[EXERCISE INPUT Boundary: Start]
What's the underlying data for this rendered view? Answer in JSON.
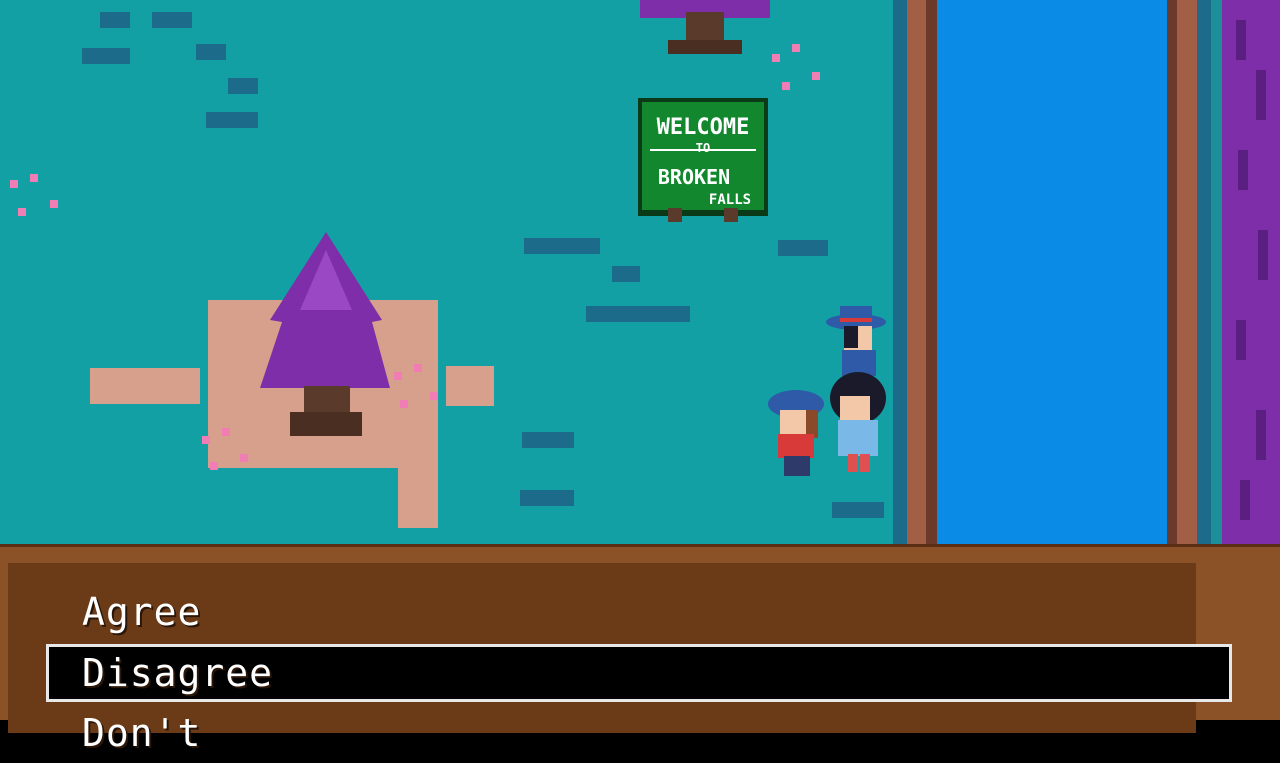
{
  "scene": {
    "sign": {
      "line1": "WELCOME",
      "line2": "TO",
      "line3": "BROKEN",
      "line4": "FALLS"
    },
    "colors": {
      "grass": "#12a0a5",
      "grass_tuft": "#1c6b8a",
      "river": "#0a8ce6",
      "cliff": "#a35e46",
      "tree_purple": "#7d2ea8",
      "dirt_patch": "#d6a08c",
      "sign_green": "#12872e",
      "flower_pink": "#f07db4"
    }
  },
  "choices": {
    "items": [
      {
        "label": "Agree",
        "selected": false
      },
      {
        "label": "Disagree",
        "selected": true
      },
      {
        "label": "Don't",
        "selected": false
      }
    ]
  }
}
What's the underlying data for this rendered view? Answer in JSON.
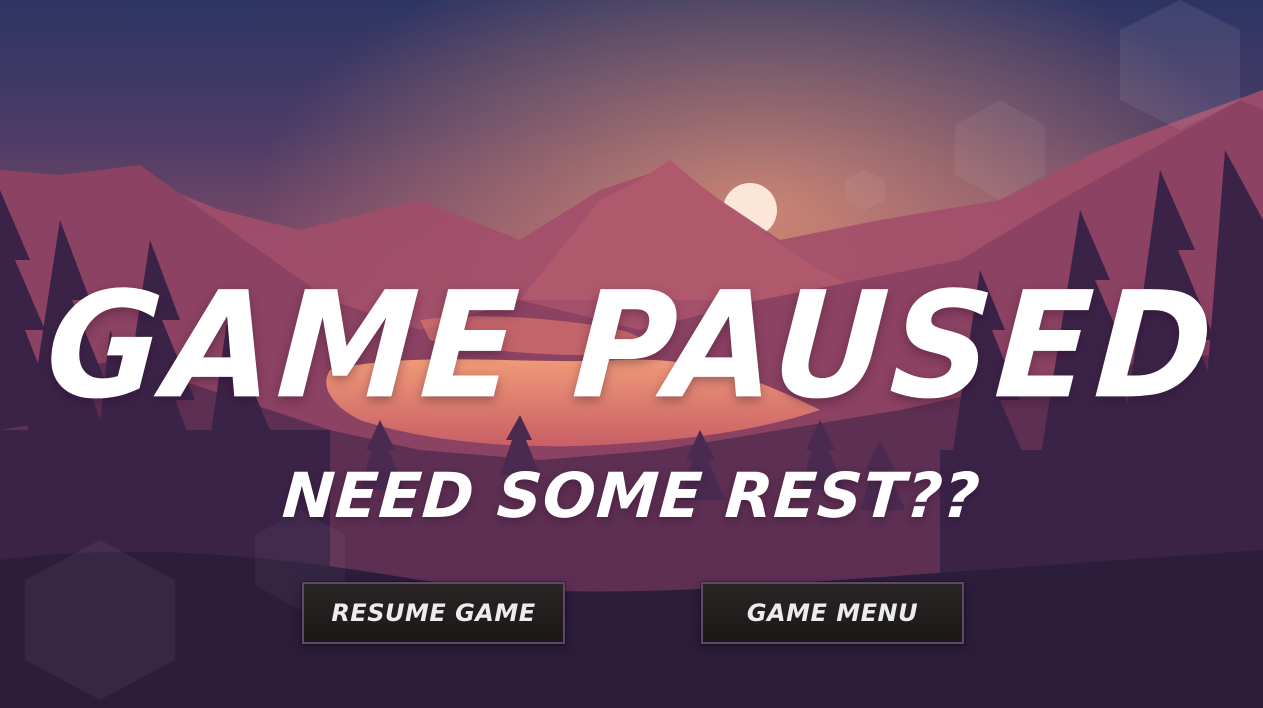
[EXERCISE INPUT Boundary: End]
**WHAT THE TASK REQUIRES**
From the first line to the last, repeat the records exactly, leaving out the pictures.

**OUTPUT OF THE EXERCISE**
What's the underlying data for this rendered view? Answer in JSON.
{
  "scene": {
    "sign": {
      "line1": "WELCOME",
      "line2": "TO",
      "line3": "BROKEN",
      "line4": "FALLS"
    },
    "colors": {
      "grass": "#12a0a5",
      "grass_tuft": "#1c6b8a",
      "river": "#0a8ce6",
      "cliff": "#a35e46",
      "tree_purple": "#7d2ea8",
      "dirt_patch": "#d6a08c",
      "sign_green": "#12872e",
      "flower_pink": "#f07db4"
    }
  },
  "choices": {
    "items": [
      {
        "label": "Agree",
        "selected": false
      },
      {
        "label": "Disagree",
        "selected": true
      },
      {
        "label": "Don't",
        "selected": false
      }
    ]
  }
}
What's the underlying data for this rendered view? Answer in JSON.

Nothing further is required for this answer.